“Tamang and Brahman Nepali children have culturally specific emotion scripts that may reflect different emotion socialization experiences. To study emotion socialization, the child–adult interactions of 119 children (3–5 years old) were observed and 14 village elders were interviewed about child competence in Tamang and Brahman villages. Tamang rebuke the angry child but reason with and yield to the child who appears ashamed. Brahmans respond to child anger with reasoning and yielding but ignore shame. Tamang practices are consistent with their view that competent children are socially graceful and never angry. Brahman practices appear to be consistent with the privileges and duties of high caste status.” [PM Cole et al., 2006].
If you were born predisposed to emotional sensitivity then your social emotion development may have been more suited to collectivistic environments. Your early expressions of feeling ashamed in our individualistic societies may have been at best ignored and perhaps even likely ridiculed or belittled in some way.
And at that point your shame mechanisms may be re-wired to trigger when no shame stimulus is actually present— somewhat similar to someone who experiences excruciating pain when a feather is passed along her arm. Now you have rogue-wave intense responses in the presence of emotional stimulus and in the absence of emotional stimulus too.
Maladaptive Short-Term Survival
For some, restrictive eating behaviors are practiced and reinforced as a maladaptive way to not only handle a rogue wave of emotion, but to actually create an environment where a reaction to any emotional stimulus is not liable to occur in the first place. Hunger blunts the emotional stimulus response.
When you stop using a maladaptive behavior, then it has to be replaced with adaptive behaviors— that’s where the therapy comes in.
Dialectical Behavior Therapy
DBT integrates cognitive behavioral therapy with mindful awareness and distress tolerance techniques. The dialectic that is fundamental to this treatment modality is the balance of both acceptance and change strategies throughout the treatment process. It requires of the patient that she learn how to weigh and integrate conflicting or contradictory facts or ideas. Often a patient dealing with emotional sensitivity will experience sharp black-and-white thinking. If she fails to achieve a goal she has set for herself, then she becomes utterly despondent and believes herself incapable of any improvement at all. It takes practice to learn to accept falling short of a goal while also committing at the same time to keep trying and striving to achieve that goal moving forward from that moment.
If you are dealing with suicidality, self-harming behaviors, post-traumatic stress disorder, have a history of dealing with abuse in your childhood, and/or just feel that your emotional responses seem outsized, then DBT might offer you far better outcomes and an opportunity to reach remission from a restrictive eating disorder than CBT.

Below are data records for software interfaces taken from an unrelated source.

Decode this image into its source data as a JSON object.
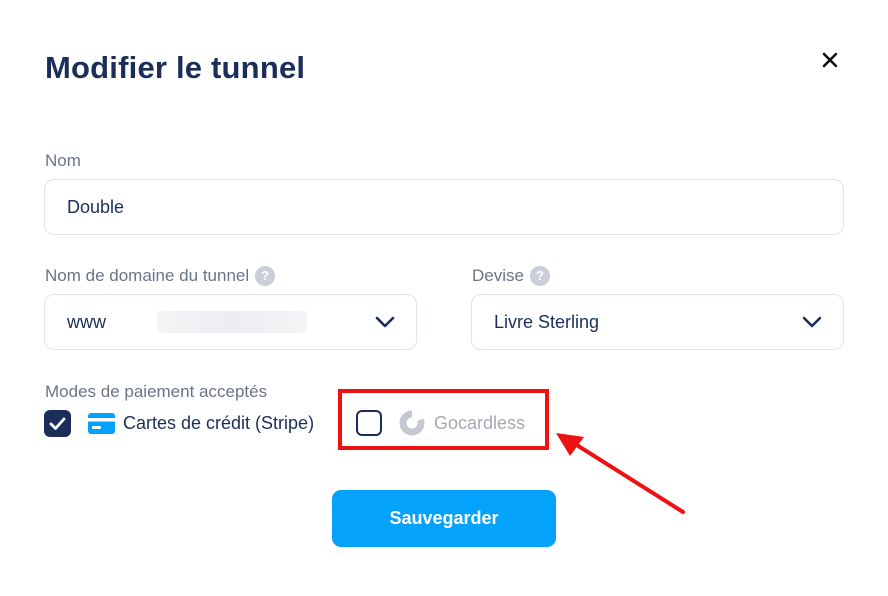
{
  "dialog": {
    "title": "Modifier le tunnel",
    "close_icon": "close-icon"
  },
  "name_field": {
    "label": "Nom",
    "value": "Double"
  },
  "domain_field": {
    "label": "Nom de domaine du tunnel",
    "help_icon": "question-circle-icon",
    "value": "www"
  },
  "currency_field": {
    "label": "Devise",
    "help_icon": "question-circle-icon",
    "value": "Livre Sterling"
  },
  "payment": {
    "label": "Modes de paiement acceptés",
    "methods": [
      {
        "label": "Cartes de crédit (Stripe)",
        "checked": true,
        "icon": "credit-card-icon"
      },
      {
        "label": "Gocardless",
        "checked": false,
        "icon": "gocardless-icon"
      }
    ]
  },
  "annotation": {
    "highlight_color": "#ee1111"
  },
  "actions": {
    "save_label": "Sauvegarder"
  },
  "colors": {
    "primary_text": "#1b2e5a",
    "accent": "#05a2fb",
    "muted": "#6b7487"
  }
}
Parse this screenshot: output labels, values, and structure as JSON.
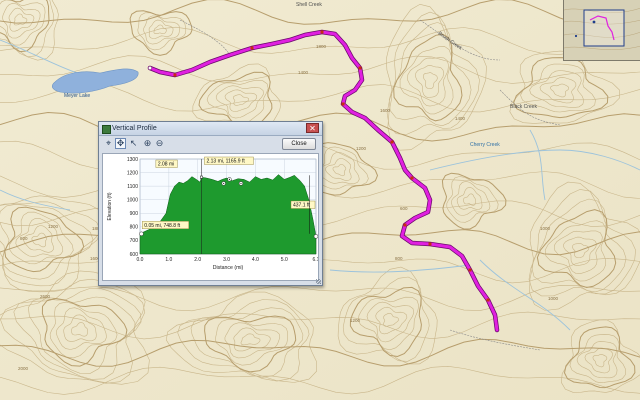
{
  "map": {
    "lake_label": "Meyer Lake",
    "road_label_1": "Shell Creek",
    "road_label_2": "Brush Creek",
    "road_label_3": "Black Creek",
    "stream_label": "Cherry Creek",
    "contour_labels": [
      "1800",
      "1400",
      "1200",
      "1600",
      "2600",
      "1200",
      "800",
      "1000",
      "600",
      "800",
      "2000",
      "1800",
      "1200",
      "1800",
      "1600",
      "1000",
      "1200",
      "1400"
    ],
    "track_color": "#e020e0",
    "track_marker_color": "#c73010"
  },
  "overview": {
    "frame_color": "#1f3d8a"
  },
  "profile_window": {
    "title": "Vertical Profile",
    "close_label": "Close",
    "close_x": "✕",
    "tools": [
      "target-icon",
      "pan-icon",
      "select-icon",
      "zoom-in-icon",
      "zoom-out-icon"
    ],
    "active_tool": "pan-icon"
  },
  "chart_data": {
    "type": "area",
    "xlabel": "Distance   (mi)",
    "ylabel": "Elevation (ft)",
    "xlim": [
      0,
      6.1
    ],
    "ylim": [
      600,
      1300
    ],
    "x_ticks": [
      "0.0",
      "1.0",
      "2.0",
      "3.0",
      "4.0",
      "5.0",
      "6.1"
    ],
    "y_ticks": [
      "600",
      "700",
      "800",
      "900",
      "1000",
      "1100",
      "1200",
      "1300"
    ],
    "grid": true,
    "fill_color": "#1e9a2e",
    "series": [
      {
        "x": [
          0,
          0.1,
          0.3,
          0.5,
          0.7,
          0.9,
          1.05,
          1.2,
          1.35,
          1.5,
          1.65,
          1.8,
          1.95,
          2.08,
          2.13,
          2.3,
          2.5,
          2.7,
          2.85,
          3.0,
          3.2,
          3.4,
          3.6,
          3.8,
          4.0,
          4.2,
          4.4,
          4.6,
          4.8,
          5.0,
          5.2,
          5.35,
          5.45,
          5.55,
          5.7,
          5.85,
          6.0,
          6.1
        ],
        "y": [
          749,
          760,
          780,
          800,
          840,
          900,
          1040,
          1100,
          1130,
          1120,
          1140,
          1170,
          1150,
          1130,
          1166,
          1160,
          1150,
          1135,
          1150,
          1160,
          1140,
          1155,
          1150,
          1130,
          1170,
          1150,
          1160,
          1145,
          1185,
          1150,
          1165,
          1180,
          1160,
          1140,
          1100,
          1000,
          850,
          730
        ]
      }
    ],
    "annotations": [
      {
        "label": "2.08 mi",
        "x": 2.08
      },
      {
        "label": "2.13 mi, 1165.9 ft",
        "x": 2.13,
        "y": 1165.9
      },
      {
        "label": "0.05 mi, 748.8 ft",
        "x": 0.05,
        "y": 748.8
      },
      {
        "label": "437.1 ft"
      }
    ]
  }
}
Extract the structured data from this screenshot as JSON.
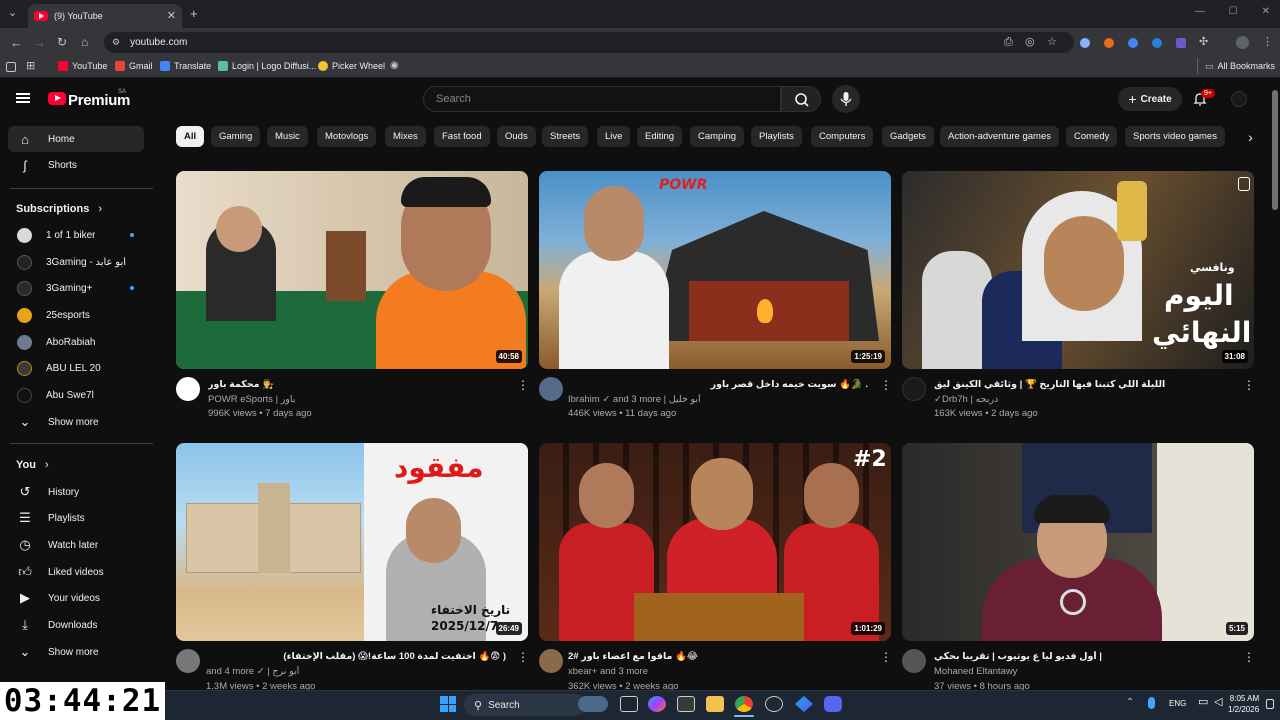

DBT has some initial clinical data to support its value in treating PTSD related to childhood sexual abuse [M Bohus et al., 2013]. Initial case studies and open trials associated with the application of DBT for restrictive eating disorders, when other treatments (such as CBT) have failed, appear to offer up reasonable outcomes in lowering symptoms associated with a restrictive eating disorder [H. Salbach-Andrae et al., 2008; C Kröger et al., 2010].
DBT is necessarily of longer duration than CBT and involves more frequent individual sessions and additional group sessions. Recent studies are looking to shorten duration from 12 to 17 months to six months given that initial randomized trial studies suggested most gains in DBT outcomes were realized within the first four months of treatment [SL Rivzi, MM Linehan, 2005].